‘How when Jimmy is so objectionable, does Osborne maintain our sympathy for him?’
The play first opened in 1956 and it was hailed by Kenneth Tynar from the Observer as ‘totally original play of a new generation’. The Independent’s Arnold Wesker in 1994 wrote ‘Osborne opened the doors of theatres for all the succeeding generations of writers.’ Osborne in this play did something that had never been done, the way he demonstrated the ‘kitchen-sink’ dramatists as their style of domestic realism became to be known, sought to convey the language of everyday speech and to shock. Jimmy is typical of the new kind of protagonist of these dramas.
When the play opens, we first meet this ‘angry, young man’ Jimmy, who amongst other things is described as having ‘freebooting cruelty’. The abuse he dishes out to his fellows is quite outrageous; he calls Cliff his best friend as ‘ignorant’ and a ‘peasant’, describing him as a ‘sloppy, irritating bastard’. He insults his wife, labelling her as ‘sycophantic’, ‘phlegmatic’ and ‘pusillanimous’. He also describes her as ‘clumsy’ and one wonders whether he even loves her. No wonder his wife admits to her father that [Jimmy] hates all of them.
The emotional abuse he puts Alison through is unbearable, trying to destroy her self-confidence at every turn, and wishing her to ‘have a child and it should die’ so she can experience unbearable suffering. He also ………. Helena (Alison’s best friend) the very day he realises Alison has left. It is difficult to have any sympathy for a man like that. His in-laws do not escape the abuse either and he refers to them as ‘militant’, ‘arrogant’ and ‘full of malice’. We have reports of him describing his mother as ‘an over-fed, over privileged old bitch’. Even Nigel, who is a budding politician, is referred to as ‘vague’, seeking ‘sanctuary in his own stupidity’.

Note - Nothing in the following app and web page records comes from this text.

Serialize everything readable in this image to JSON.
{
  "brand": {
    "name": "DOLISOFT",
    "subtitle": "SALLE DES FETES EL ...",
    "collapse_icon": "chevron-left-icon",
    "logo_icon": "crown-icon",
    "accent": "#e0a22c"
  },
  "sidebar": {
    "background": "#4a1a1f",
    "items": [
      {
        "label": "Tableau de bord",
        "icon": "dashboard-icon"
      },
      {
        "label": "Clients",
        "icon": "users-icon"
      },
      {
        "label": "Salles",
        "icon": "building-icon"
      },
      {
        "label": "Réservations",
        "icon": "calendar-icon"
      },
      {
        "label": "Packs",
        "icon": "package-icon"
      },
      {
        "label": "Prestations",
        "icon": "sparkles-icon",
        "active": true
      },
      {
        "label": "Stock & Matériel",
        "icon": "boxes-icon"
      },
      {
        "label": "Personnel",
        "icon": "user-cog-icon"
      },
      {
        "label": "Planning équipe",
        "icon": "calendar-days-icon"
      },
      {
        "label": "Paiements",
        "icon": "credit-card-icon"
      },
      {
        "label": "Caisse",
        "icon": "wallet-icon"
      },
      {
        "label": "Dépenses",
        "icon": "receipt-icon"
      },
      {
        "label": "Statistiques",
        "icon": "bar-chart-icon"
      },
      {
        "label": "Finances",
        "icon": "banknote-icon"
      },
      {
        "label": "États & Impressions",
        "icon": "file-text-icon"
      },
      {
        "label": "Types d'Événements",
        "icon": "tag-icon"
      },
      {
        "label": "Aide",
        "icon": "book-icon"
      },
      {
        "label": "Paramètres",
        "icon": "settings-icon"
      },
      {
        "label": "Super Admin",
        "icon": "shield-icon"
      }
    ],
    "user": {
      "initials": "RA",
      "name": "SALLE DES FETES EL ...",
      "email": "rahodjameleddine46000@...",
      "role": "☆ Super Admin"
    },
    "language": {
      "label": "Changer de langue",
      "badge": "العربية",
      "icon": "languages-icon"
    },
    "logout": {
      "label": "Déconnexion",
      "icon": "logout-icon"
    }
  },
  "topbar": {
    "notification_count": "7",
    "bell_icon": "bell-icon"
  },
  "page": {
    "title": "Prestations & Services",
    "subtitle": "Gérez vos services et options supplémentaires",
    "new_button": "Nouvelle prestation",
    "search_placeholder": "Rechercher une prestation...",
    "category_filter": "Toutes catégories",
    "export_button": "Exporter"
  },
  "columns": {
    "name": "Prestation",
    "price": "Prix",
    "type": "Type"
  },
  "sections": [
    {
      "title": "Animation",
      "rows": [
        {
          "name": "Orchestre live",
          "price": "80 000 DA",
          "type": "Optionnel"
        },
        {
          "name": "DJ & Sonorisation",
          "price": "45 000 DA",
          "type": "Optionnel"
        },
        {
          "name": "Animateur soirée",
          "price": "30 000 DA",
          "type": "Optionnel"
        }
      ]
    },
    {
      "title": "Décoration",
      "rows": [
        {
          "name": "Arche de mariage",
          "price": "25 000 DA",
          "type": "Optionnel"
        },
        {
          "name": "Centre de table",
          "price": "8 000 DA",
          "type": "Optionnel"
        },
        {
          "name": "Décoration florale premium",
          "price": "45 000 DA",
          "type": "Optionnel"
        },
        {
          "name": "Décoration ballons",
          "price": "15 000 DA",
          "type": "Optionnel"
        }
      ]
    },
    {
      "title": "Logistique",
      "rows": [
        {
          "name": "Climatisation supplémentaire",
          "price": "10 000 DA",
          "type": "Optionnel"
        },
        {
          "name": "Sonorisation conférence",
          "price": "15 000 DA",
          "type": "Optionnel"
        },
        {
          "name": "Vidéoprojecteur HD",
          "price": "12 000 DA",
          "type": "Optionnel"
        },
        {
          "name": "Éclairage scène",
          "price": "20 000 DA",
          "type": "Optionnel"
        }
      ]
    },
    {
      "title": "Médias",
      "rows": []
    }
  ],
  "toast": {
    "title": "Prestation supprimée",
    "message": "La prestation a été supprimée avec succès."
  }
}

He refers to all women apart from his Madeline as ‘butchers’, bleeding men ‘to death’. He actually thanks God...